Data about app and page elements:
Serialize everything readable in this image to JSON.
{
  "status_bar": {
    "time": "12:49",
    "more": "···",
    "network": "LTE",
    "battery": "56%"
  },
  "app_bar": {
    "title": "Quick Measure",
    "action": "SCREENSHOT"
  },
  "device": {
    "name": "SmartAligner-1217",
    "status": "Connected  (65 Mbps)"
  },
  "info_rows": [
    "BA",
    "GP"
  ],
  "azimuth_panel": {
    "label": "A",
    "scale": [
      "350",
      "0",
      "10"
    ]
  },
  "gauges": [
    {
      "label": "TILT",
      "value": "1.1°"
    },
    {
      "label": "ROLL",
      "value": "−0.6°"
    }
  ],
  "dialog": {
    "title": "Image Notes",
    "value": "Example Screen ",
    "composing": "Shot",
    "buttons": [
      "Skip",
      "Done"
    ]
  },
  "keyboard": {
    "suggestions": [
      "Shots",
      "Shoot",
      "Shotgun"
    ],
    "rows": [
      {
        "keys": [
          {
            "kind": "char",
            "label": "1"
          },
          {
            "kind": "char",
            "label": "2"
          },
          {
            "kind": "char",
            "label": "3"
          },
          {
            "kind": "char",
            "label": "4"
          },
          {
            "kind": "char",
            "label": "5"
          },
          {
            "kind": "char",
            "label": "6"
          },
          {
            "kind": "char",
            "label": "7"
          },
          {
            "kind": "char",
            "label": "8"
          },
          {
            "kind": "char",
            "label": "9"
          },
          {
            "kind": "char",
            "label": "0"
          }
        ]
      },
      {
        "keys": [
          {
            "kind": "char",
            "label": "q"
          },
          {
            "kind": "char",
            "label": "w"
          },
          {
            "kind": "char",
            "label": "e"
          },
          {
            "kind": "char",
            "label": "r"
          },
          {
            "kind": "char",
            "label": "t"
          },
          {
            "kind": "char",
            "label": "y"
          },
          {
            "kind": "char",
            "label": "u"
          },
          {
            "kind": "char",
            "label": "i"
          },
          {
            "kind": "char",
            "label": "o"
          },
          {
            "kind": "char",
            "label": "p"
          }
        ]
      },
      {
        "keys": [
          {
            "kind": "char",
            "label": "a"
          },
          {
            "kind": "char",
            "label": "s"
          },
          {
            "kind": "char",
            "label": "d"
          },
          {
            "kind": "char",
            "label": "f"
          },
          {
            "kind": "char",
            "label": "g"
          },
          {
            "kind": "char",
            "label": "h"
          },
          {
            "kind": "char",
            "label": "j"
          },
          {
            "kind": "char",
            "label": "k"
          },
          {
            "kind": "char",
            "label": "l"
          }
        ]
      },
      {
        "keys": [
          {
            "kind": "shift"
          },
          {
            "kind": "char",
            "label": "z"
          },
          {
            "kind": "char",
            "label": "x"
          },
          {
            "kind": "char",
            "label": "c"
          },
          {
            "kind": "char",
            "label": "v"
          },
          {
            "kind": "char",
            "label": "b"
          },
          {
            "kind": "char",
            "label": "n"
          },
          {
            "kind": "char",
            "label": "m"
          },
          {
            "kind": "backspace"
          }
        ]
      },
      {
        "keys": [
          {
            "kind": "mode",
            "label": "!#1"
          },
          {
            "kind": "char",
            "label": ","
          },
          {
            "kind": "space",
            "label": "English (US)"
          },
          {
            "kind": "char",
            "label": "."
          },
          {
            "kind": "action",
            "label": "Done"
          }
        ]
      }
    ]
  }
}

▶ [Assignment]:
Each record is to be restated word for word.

▶ [Exercise response]:
Serialize everything readable in this image to JSON.
{
  "status_bar": {
    "time": "12:49",
    "more": "···",
    "network": "LTE",
    "battery": "56%"
  },
  "app_bar": {
    "title": "Quick Measure",
    "action": "SCREENSHOT"
  },
  "device": {
    "name": "SmartAligner-1217",
    "status": "Connected  (65 Mbps)"
  },
  "info_rows": [
    "BA",
    "GP"
  ],
  "azimuth_panel": {
    "label": "A",
    "scale": [
      "350",
      "0",
      "10"
    ]
  },
  "gauges": [
    {
      "label": "TILT",
      "value": "1.1°"
    },
    {
      "label": "ROLL",
      "value": "−0.6°"
    }
  ],
  "dialog": {
    "title": "Image Notes",
    "value": "Example Screen ",
    "composing": "Shot",
    "buttons": [
      "Skip",
      "Done"
    ]
  },
  "keyboard": {
    "suggestions": [
      "Shots",
      "Shoot",
      "Shotgun"
    ],
    "rows": [
      {
        "keys": [
          {
            "kind": "char",
            "label": "1"
          },
          {
            "kind": "char",
            "label": "2"
          },
          {
            "kind": "char",
            "label": "3"
          },
          {
            "kind": "char",
            "label": "4"
          },
          {
            "kind": "char",
            "label": "5"
          },
          {
            "kind": "char",
            "label": "6"
          },
          {
            "kind": "char",
            "label": "7"
          },
          {
            "kind": "char",
            "label": "8"
          },
          {
            "kind": "char",
            "label": "9"
          },
          {
            "kind": "char",
            "label": "0"
          }
        ]
      },
      {
        "keys": [
          {
            "kind": "char",
            "label": "q"
          },
          {
            "kind": "char",
            "label": "w"
          },
          {
            "kind": "char",
            "label": "e"
          },
          {
            "kind": "char",
            "label": "r"
          },
          {
            "kind": "char",
            "label": "t"
          },
          {
            "kind": "char",
            "label": "y"
          },
          {
            "kind": "char",
            "label": "u"
          },
          {
            "kind": "char",
            "label": "i"
          },
          {
            "kind": "char",
            "label": "o"
          },
          {
            "kind": "char",
            "label": "p"
          }
        ]
      },
      {
        "keys": [
          {
            "kind": "char",
            "label": "a"
          },
          {
            "kind": "char",
            "label": "s"
          },
          {
            "kind": "char",
            "label": "d"
          },
          {
            "kind": "char",
            "label": "f"
          },
          {
            "kind": "char",
            "label": "g"
          },
          {
            "kind": "char",
            "label": "h"
          },
          {
            "kind": "char",
            "label": "j"
          },
          {
            "kind": "char",
            "label": "k"
          },
          {
            "kind": "char",
            "label": "l"
          }
        ]
      },
      {
        "keys": [
          {
            "kind": "shift"
          },
          {
            "kind": "char",
            "label": "z"
          },
          {
            "kind": "char",
            "label": "x"
          },
          {
            "kind": "char",
            "label": "c"
          },
          {
            "kind": "char",
            "label": "v"
          },
          {
            "kind": "char",
            "label": "b"
          },
          {
            "kind": "char",
            "label": "n"
          },
          {
            "kind": "char",
            "label": "m"
          },
          {
            "kind": "backspace"
          }
        ]
      },
      {
        "keys": [
          {
            "kind": "mode",
            "label": "!#1"
          },
          {
            "kind": "char",
            "label": ","
          },
          {
            "kind": "space",
            "label": "English (US)"
          },
          {
            "kind": "char",
            "label": "."
          },
          {
            "kind": "action",
            "label": "Done"
          }
        ]
      }
    ]
  }
}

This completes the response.